Data about app and page elements >>
□ □ □ □ □ □ □

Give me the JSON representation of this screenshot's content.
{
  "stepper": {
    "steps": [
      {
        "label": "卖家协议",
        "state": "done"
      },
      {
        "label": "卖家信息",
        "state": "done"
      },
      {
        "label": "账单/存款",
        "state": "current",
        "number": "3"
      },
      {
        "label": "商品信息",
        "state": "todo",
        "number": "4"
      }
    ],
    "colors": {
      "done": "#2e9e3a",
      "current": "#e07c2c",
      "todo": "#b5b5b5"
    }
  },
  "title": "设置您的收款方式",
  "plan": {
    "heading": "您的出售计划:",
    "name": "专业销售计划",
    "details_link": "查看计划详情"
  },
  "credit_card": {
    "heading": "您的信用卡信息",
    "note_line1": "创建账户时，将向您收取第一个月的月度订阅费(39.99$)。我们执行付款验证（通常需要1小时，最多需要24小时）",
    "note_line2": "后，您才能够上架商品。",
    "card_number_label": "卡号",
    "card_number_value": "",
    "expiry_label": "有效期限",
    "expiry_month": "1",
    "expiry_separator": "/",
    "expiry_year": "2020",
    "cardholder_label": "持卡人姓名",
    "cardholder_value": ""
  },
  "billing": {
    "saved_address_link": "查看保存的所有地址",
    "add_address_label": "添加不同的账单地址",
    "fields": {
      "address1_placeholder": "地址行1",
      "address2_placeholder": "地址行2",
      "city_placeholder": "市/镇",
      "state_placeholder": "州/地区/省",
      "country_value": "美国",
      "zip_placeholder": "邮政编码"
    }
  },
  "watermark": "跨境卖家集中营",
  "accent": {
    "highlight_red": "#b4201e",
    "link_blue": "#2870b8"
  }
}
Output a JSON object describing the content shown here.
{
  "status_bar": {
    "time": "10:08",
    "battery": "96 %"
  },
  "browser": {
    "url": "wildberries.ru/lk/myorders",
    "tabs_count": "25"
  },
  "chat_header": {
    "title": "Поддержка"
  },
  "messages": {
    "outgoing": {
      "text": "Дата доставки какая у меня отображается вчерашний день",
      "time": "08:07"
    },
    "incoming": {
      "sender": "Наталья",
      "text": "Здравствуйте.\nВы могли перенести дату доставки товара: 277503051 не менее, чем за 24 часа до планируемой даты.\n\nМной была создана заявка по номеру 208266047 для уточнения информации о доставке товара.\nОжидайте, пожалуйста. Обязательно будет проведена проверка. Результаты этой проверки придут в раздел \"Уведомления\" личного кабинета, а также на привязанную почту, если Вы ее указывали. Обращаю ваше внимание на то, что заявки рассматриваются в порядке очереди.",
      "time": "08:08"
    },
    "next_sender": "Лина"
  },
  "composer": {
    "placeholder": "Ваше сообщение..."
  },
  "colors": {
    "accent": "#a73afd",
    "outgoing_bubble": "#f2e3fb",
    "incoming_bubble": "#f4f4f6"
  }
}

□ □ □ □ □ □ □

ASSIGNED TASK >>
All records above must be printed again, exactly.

YOUR SOLUTION >>
Give me the JSON representation of this screenshot's content.
{
  "stepper": {
    "steps": [
      {
        "label": "卖家协议",
        "state": "done"
      },
      {
        "label": "卖家信息",
        "state": "done"
      },
      {
        "label": "账单/存款",
        "state": "current",
        "number": "3"
      },
      {
        "label": "商品信息",
        "state": "todo",
        "number": "4"
      }
    ],
    "colors": {
      "done": "#2e9e3a",
      "current": "#e07c2c",
      "todo": "#b5b5b5"
    }
  },
  "title": "设置您的收款方式",
  "plan": {
    "heading": "您的出售计划:",
    "name": "专业销售计划",
    "details_link": "查看计划详情"
  },
  "credit_card": {
    "heading": "您的信用卡信息",
    "note_line1": "创建账户时，将向您收取第一个月的月度订阅费(39.99$)。我们执行付款验证（通常需要1小时，最多需要24小时）",
    "note_line2": "后，您才能够上架商品。",
    "card_number_label": "卡号",
    "card_number_value": "",
    "expiry_label": "有效期限",
    "expiry_month": "1",
    "expiry_separator": "/",
    "expiry_year": "2020",
    "cardholder_label": "持卡人姓名",
    "cardholder_value": ""
  },
  "billing": {
    "saved_address_link": "查看保存的所有地址",
    "add_address_label": "添加不同的账单地址",
    "fields": {
      "address1_placeholder": "地址行1",
      "address2_placeholder": "地址行2",
      "city_placeholder": "市/镇",
      "state_placeholder": "州/地区/省",
      "country_value": "美国",
      "zip_placeholder": "邮政编码"
    }
  },
  "watermark": "跨境卖家集中营",
  "accent": {
    "highlight_red": "#b4201e",
    "link_blue": "#2870b8"
  }
}
Output a JSON object describing the content shown here.
{
  "status_bar": {
    "time": "10:08",
    "battery": "96 %"
  },
  "browser": {
    "url": "wildberries.ru/lk/myorders",
    "tabs_count": "25"
  },
  "chat_header": {
    "title": "Поддержка"
  },
  "messages": {
    "outgoing": {
      "text": "Дата доставки какая у меня отображается вчерашний день",
      "time": "08:07"
    },
    "incoming": {
      "sender": "Наталья",
      "text": "Здравствуйте.\nВы могли перенести дату доставки товара: 277503051 не менее, чем за 24 часа до планируемой даты.\n\nМной была создана заявка по номеру 208266047 для уточнения информации о доставке товара.\nОжидайте, пожалуйста. Обязательно будет проведена проверка. Результаты этой проверки придут в раздел \"Уведомления\" личного кабинета, а также на привязанную почту, если Вы ее указывали. Обращаю ваше внимание на то, что заявки рассматриваются в порядке очереди.",
      "time": "08:08"
    },
    "next_sender": "Лина"
  },
  "composer": {
    "placeholder": "Ваше сообщение..."
  },
  "colors": {
    "accent": "#a73afd",
    "outgoing_bubble": "#f2e3fb",
    "incoming_bubble": "#f4f4f6"
  }
}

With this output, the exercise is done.